- **Source material**
---*---

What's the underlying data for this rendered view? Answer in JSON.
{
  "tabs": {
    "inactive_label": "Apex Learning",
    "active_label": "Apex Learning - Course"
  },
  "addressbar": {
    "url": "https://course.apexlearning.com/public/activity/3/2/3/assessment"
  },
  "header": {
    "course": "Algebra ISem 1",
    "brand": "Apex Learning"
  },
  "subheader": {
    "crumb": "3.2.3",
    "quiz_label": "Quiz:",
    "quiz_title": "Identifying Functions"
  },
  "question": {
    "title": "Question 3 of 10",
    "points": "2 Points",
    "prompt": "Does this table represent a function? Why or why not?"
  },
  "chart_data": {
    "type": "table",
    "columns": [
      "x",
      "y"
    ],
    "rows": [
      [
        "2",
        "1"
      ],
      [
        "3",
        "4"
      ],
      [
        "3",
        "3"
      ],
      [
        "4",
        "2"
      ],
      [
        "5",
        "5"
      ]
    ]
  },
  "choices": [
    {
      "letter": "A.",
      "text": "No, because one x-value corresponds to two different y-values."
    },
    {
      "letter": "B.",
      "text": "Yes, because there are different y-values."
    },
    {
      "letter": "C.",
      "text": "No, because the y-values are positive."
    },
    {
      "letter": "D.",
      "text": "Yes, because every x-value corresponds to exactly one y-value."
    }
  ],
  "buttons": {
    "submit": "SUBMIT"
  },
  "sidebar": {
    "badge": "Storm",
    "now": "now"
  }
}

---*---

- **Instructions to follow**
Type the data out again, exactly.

- **Exercise output**
What's the underlying data for this rendered view? Answer in JSON.
{
  "tabs": {
    "inactive_label": "Apex Learning",
    "active_label": "Apex Learning - Course"
  },
  "addressbar": {
    "url": "https://course.apexlearning.com/public/activity/3/2/3/assessment"
  },
  "header": {
    "course": "Algebra ISem 1",
    "brand": "Apex Learning"
  },
  "subheader": {
    "crumb": "3.2.3",
    "quiz_label": "Quiz:",
    "quiz_title": "Identifying Functions"
  },
  "question": {
    "title": "Question 3 of 10",
    "points": "2 Points",
    "prompt": "Does this table represent a function? Why or why not?"
  },
  "chart_data": {
    "type": "table",
    "columns": [
      "x",
      "y"
    ],
    "rows": [
      [
        "2",
        "1"
      ],
      [
        "3",
        "4"
      ],
      [
        "3",
        "3"
      ],
      [
        "4",
        "2"
      ],
      [
        "5",
        "5"
      ]
    ]
  },
  "choices": [
    {
      "letter": "A.",
      "text": "No, because one x-value corresponds to two different y-values."
    },
    {
      "letter": "B.",
      "text": "Yes, because there are different y-values."
    },
    {
      "letter": "C.",
      "text": "No, because the y-values are positive."
    },
    {
      "letter": "D.",
      "text": "Yes, because every x-value corresponds to exactly one y-value."
    }
  ],
  "buttons": {
    "submit": "SUBMIT"
  },
  "sidebar": {
    "badge": "Storm",
    "now": "now"
  }
}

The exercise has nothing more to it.